Ever since the advent of the Bronze age, when more sophisticated techniques for transforming base and noble metals into intricate jewelry pieces emerged, kings and queens, priests and members of the higher echelons of society in multiple cultures around the globe have adorned themselves with the most exquisite and opulent masterpieces to convey power, wealth, and distinction. The imagery that these striking visual presentations must have created was certainly intended to command immediate obedience and veneration, and as such was probably one of the first expressions of a non-verbal mass communication in ancient times (as long as one was present or heard about the event). The visual message sent through the display of lavish status ornaments evoked desired and predictable emotions and behaviors from the observing audiences and thus impacted the minds of people in ways conducive to sustaining the power of ruling elites.

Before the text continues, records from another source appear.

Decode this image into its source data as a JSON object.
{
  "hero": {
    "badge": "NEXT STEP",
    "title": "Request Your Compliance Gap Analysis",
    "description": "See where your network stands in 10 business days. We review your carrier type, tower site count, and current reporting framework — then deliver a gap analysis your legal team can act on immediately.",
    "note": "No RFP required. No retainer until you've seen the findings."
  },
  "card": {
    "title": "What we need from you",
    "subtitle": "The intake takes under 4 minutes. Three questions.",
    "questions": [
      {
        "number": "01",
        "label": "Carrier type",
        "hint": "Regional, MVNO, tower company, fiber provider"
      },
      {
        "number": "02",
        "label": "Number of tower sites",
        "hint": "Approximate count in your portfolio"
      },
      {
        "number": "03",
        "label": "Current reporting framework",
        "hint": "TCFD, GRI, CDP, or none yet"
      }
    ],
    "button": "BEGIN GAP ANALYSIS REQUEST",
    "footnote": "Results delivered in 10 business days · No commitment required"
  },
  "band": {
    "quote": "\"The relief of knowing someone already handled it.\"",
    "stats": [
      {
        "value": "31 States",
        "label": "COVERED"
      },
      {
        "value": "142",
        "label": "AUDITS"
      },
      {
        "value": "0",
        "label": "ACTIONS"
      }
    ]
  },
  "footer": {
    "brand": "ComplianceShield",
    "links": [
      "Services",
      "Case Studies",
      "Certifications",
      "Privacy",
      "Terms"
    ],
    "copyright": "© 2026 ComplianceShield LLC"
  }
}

Some particular pieces of jewelry, such as a crown, have become powerful status symbols on their own right and, because of that, are great examples of profound impact at the extreme ends of the communications spectrum: within the person and in front of the largest audiences. The mass communication aspect conveyed by the presence of a crown is self explanatory. At the intrapersonal level, this significant headpiece seems to completely shift the power dynamic between wearer and adornment from person to object, almost as if wearing a crown can bestow kingly qualities on anyone who would put it on. Grand coronation ceremonies throughout history bear witness to the radical change in self-image when given the opportunity to wear this archetypal symbol of ruling omnipotence. These opulent events have often involved a spiritual component where divine powers have been invoked to bestow special blessings on the new ruler merely by the act of receiving the crown.
As the exhibit guides the curious visitor from one hall to another, the same message keeps repeating itself regardless of historic period or culture: we wear jewelry because of the way it makes us feel and because of the way others perceive us. In other words, we wear it, because of its subtle ways to convey meaning to us and to those around us. For the Egyptian priestess, her image-laden headdresses and necklaces might have represented a special connection with and maybe even impersonation of divine powers; for the Aztec warrior, his peculiar lip attachments and body ornaments might have conveyed his fearsomeness, bravery, and divine protection; for the young woman living on the cusp of the 19thand 20th centuries, wearing a pearl necklace might have meant either one of two diametrically opposed notions: conformity with society’s expectations or emancipation and independence. Ritual jewelry, such as an engagement ring or a wedding band, communicate to all that the person wearing them is in a committed relationship, and, in return, reinforce the committed relationship notion in the mind of the wearer. In all instances, jewelry seems to be a powerful communications tool that more or less subtly influences the behavior of the wearer and the behaviors of those around the adorned person.
Looking at my own jewelry box, I think about my own jewelry choices and the resulting communications I am inadvertently sending. I have jewelry for work and jewelry for fun. I know that wearing different decorative pieces can positively influence the way I feel. As I am selecting my adornments for the day, I am thinking about the interplay between internal and external communications that my final selection conveys: Who do I want to be today? How do I want to be seen?